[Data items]
++++++++
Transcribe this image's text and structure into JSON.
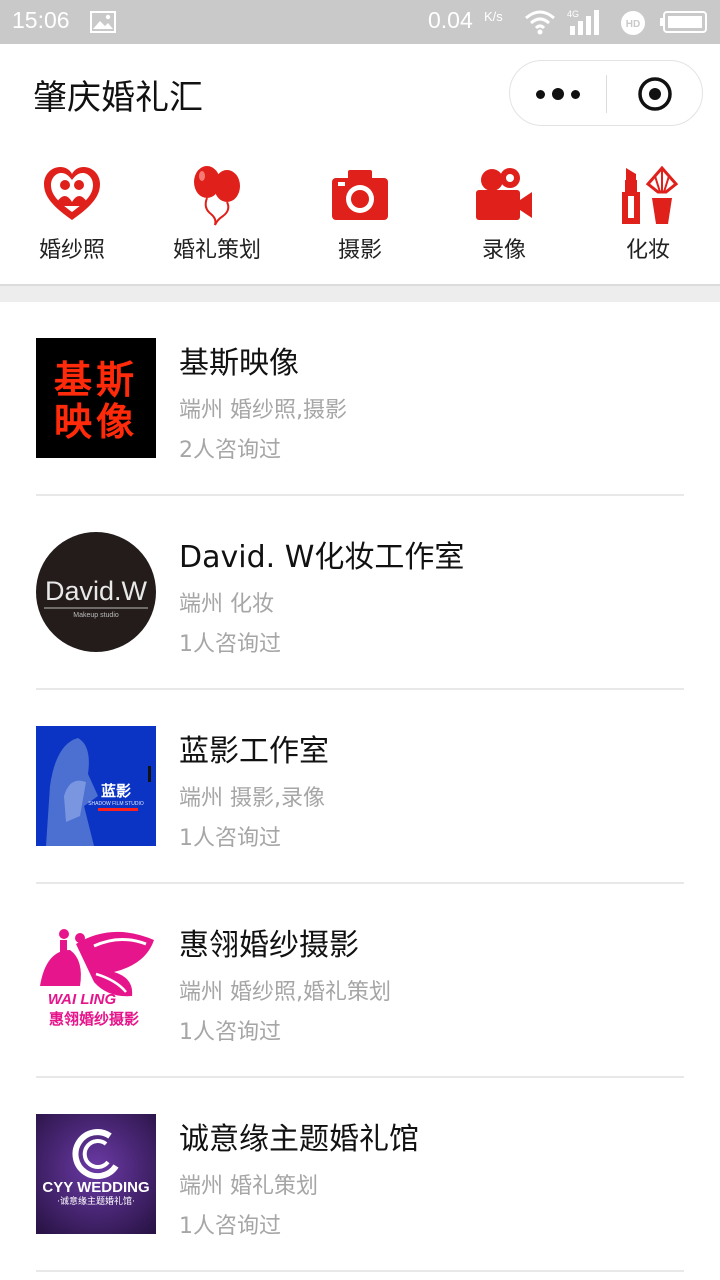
{
  "status_bar": {
    "time": "15:06",
    "net_speed": "0.04",
    "net_unit": "K/s",
    "signal_label": "4G",
    "hd_label": "HD",
    "icons": [
      "image-icon",
      "wifi-icon",
      "signal-icon",
      "hd-icon",
      "battery-icon"
    ]
  },
  "header": {
    "title": "肇庆婚礼汇",
    "more_icon": "more-dots-icon",
    "close_icon": "close-target-icon"
  },
  "categories": [
    {
      "label": "婚纱照",
      "icon": "heart-couple-icon"
    },
    {
      "label": "婚礼策划",
      "icon": "balloons-icon"
    },
    {
      "label": "摄影",
      "icon": "camera-icon"
    },
    {
      "label": "录像",
      "icon": "video-camera-icon"
    },
    {
      "label": "化妆",
      "icon": "makeup-icon"
    }
  ],
  "accent_color": "#e0201a",
  "listings": [
    {
      "name": "基斯映像",
      "meta": "端州 婚纱照,摄影",
      "consult": "2人咨询过",
      "logo_text": [
        "基斯",
        "映像"
      ]
    },
    {
      "name": "David. W化妆工作室",
      "meta": "端州 化妆",
      "consult": "1人咨询过",
      "logo_text": [
        "David.W",
        "Makeup studio"
      ]
    },
    {
      "name": "蓝影工作室",
      "meta": "端州 摄影,录像",
      "consult": "1人咨询过",
      "logo_text": [
        "蓝影",
        "SHADOW FILM STUDIO"
      ]
    },
    {
      "name": "惠翎婚纱摄影",
      "meta": "端州 婚纱照,婚礼策划",
      "consult": "1人咨询过",
      "logo_text": [
        "WAI LING",
        "惠翎婚纱摄影"
      ]
    },
    {
      "name": "诚意缘主题婚礼馆",
      "meta": "端州 婚礼策划",
      "consult": "1人咨询过",
      "logo_text": [
        "CYY WEDDING",
        "·诚意缘主题婚礼馆·"
      ]
    }
  ]
}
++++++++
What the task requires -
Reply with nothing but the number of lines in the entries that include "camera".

Result of the exercise -
2